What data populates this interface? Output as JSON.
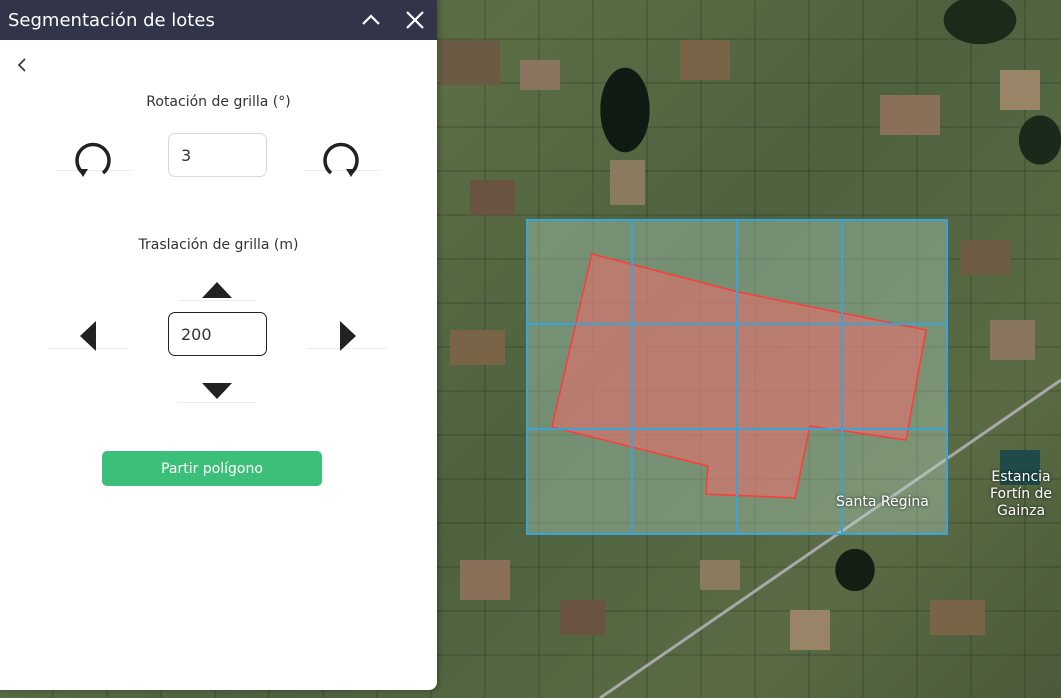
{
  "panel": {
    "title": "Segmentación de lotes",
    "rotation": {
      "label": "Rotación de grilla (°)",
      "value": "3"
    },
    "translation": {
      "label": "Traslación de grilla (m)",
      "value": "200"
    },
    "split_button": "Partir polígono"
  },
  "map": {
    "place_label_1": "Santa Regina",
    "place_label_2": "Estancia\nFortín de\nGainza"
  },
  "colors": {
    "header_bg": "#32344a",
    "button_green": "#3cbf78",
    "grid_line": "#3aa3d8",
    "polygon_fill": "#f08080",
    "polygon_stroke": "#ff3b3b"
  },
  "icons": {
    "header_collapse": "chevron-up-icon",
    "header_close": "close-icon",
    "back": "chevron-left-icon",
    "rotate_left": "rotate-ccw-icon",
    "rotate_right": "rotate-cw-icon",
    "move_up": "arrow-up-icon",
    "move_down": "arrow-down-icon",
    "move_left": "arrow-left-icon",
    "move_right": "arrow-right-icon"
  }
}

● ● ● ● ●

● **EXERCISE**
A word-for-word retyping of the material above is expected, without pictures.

● **SOLUTION TO THIS PROBLEM**
What data populates this interface? Output as JSON.
{
  "panel": {
    "title": "Segmentación de lotes",
    "rotation": {
      "label": "Rotación de grilla (°)",
      "value": "3"
    },
    "translation": {
      "label": "Traslación de grilla (m)",
      "value": "200"
    },
    "split_button": "Partir polígono"
  },
  "map": {
    "place_label_1": "Santa Regina",
    "place_label_2": "Estancia\nFortín de\nGainza"
  },
  "colors": {
    "header_bg": "#32344a",
    "button_green": "#3cbf78",
    "grid_line": "#3aa3d8",
    "polygon_fill": "#f08080",
    "polygon_stroke": "#ff3b3b"
  },
  "icons": {
    "header_collapse": "chevron-up-icon",
    "header_close": "close-icon",
    "back": "chevron-left-icon",
    "rotate_left": "rotate-ccw-icon",
    "rotate_right": "rotate-cw-icon",
    "move_up": "arrow-up-icon",
    "move_down": "arrow-down-icon",
    "move_left": "arrow-left-icon",
    "move_right": "arrow-right-icon"
  }
}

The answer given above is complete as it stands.